Relayer can skip to game instead of relaying. That may show a small amount of information about his or her hand. But there are a couple of responses of 4C. So if the contract is going to be 3NT, Relayer shouldn't relay when a response of 4C is possible.

Besides "numeric," there are other possible organizing principles that you may prefer:

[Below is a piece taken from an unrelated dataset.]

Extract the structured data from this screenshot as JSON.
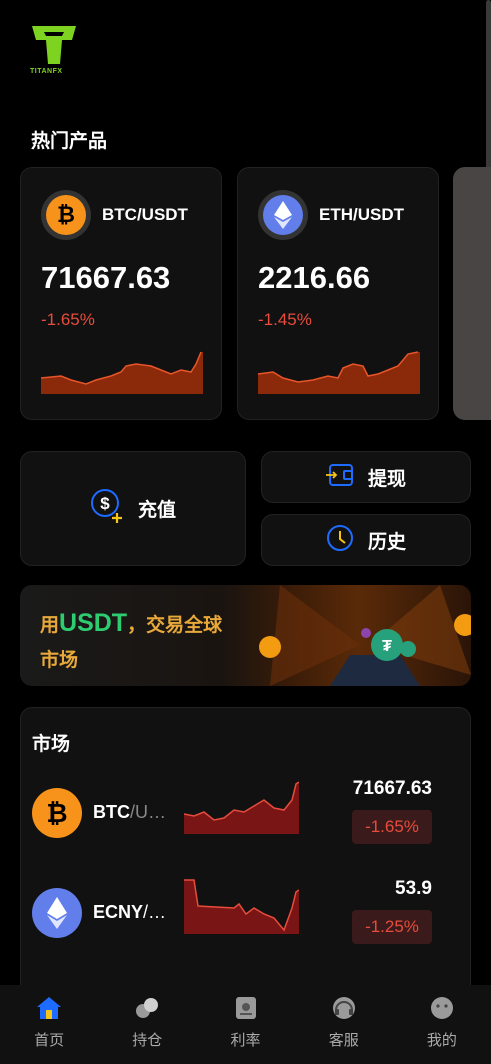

• "Residues" (after showing long suits, you show residues (other suits) with most likely distributions first: 1-2, 2-1, 0-3, 3-0 (numeric with most likely first). Supernatural calls this the 2103 principle; you show 21 shape before 30 shape.
• Numeric with a few exceptions (for a variety of reasons). For example, you may show long suit, then short suit, then numeric. Or while showing a flat shape (4432 or 4333) with 4 spades, we may have this list: 3S=4-2-3-4, 3NT=4-3-3-3, 4C=4-2-4-3, 4D=4-3-2-4, and 4H=4-3-4-2, where 4-3-3-3 is out of order to presumably aid memorization; it may aid or hinder, depending upon the partnership.
• "Natural" (4D may show short (or long) diamonds). Some bids are not natural. 5332 with 5 clubs may be clarified with 3H=3-2-3-5 (the heart bid showing short hearts), 3S=2-3-3-5, 3NT=3-3-2-5.
• "Ascending" (short or long clubs are shown first, then diamonds, etc.). 5332 with 5 clubs would be clarified with step1=3-3-2-5, step2=3-2-3-5, step3=2-3-3-5.
• "Descending" (similar to ascending, but lessens the number of accidentally natural bids with long suits).
• "Anti-numeric" (exact opposite of numeric).
• "SCAMO" (suit that corresponds and minor only, from a relay Precision system). 3S may show long spades and long diamonds (spades' corresponding suit), 3NT then shows long hearts and long clubs (corresponding suits), 4C shows long clubs and long spades (non-corresponding suits), 4D shows diamonds and hearts.
• Transfers. Any of the above, with transfers to avoid being the first to bid a long suit.

That list only scratches the surface. Numeric is the most popular.

Is this relay convention legal? In most ACBL events, "relay systems" are illegal. But this is just a relay convention, not a system. So it would seem to be perfectly legal, in most events.